____ Supplied information

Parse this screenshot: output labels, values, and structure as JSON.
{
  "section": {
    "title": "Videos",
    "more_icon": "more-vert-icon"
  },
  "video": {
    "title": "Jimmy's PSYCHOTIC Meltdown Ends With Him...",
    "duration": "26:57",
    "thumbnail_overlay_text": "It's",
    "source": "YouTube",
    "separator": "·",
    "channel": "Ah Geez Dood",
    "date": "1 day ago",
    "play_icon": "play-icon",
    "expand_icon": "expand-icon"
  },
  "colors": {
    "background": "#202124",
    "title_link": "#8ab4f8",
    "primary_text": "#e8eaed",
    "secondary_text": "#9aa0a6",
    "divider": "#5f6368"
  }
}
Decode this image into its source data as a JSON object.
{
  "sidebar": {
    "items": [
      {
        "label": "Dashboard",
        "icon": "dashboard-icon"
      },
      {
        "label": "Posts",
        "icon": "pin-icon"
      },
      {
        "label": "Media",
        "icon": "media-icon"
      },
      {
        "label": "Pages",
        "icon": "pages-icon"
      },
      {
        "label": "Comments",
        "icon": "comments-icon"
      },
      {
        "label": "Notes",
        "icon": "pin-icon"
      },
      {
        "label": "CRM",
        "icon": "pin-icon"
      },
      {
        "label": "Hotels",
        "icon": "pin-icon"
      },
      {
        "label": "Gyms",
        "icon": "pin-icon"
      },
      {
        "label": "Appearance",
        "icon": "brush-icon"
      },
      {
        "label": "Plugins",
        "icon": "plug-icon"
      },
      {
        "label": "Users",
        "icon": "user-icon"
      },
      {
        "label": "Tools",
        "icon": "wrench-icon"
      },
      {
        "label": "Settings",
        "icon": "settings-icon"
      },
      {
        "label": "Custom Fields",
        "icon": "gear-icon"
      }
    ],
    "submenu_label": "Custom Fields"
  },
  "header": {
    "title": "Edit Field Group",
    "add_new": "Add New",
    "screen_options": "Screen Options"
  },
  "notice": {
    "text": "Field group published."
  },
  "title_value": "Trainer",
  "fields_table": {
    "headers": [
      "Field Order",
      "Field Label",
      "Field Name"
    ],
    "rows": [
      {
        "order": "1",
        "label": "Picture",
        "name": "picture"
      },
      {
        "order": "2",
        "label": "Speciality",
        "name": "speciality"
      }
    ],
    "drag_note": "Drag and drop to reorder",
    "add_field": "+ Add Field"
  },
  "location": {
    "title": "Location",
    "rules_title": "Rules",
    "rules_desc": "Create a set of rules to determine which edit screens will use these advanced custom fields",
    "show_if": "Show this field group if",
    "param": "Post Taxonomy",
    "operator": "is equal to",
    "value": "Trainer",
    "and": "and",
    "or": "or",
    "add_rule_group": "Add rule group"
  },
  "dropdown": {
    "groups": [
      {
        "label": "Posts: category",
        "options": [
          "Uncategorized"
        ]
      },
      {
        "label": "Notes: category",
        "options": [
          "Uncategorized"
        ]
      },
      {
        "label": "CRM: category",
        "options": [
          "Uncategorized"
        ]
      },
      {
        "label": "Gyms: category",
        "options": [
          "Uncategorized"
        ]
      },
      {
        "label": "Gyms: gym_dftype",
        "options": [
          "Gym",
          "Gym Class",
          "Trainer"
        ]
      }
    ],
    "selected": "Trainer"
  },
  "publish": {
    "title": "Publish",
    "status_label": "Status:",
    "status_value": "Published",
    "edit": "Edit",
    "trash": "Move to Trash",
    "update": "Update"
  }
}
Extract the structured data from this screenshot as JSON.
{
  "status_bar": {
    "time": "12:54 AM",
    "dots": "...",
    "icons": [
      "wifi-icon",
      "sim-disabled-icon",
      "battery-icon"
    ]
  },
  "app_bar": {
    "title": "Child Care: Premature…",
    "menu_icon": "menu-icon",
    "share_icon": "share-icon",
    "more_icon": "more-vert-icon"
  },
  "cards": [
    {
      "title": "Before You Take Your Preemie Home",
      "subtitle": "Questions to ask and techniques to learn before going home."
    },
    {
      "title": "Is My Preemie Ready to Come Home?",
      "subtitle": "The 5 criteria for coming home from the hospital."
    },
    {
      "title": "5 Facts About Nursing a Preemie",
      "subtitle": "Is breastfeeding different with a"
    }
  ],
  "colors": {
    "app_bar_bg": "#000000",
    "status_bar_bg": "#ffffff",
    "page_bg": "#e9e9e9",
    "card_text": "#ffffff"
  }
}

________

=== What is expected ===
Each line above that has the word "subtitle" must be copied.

=== Finished exercise ===
      "subtitle": "Questions to ask and techniques to learn before going home."
      "subtitle": "The 5 criteria for coming home from the hospital."
      "subtitle": "Is breastfeeding different with a"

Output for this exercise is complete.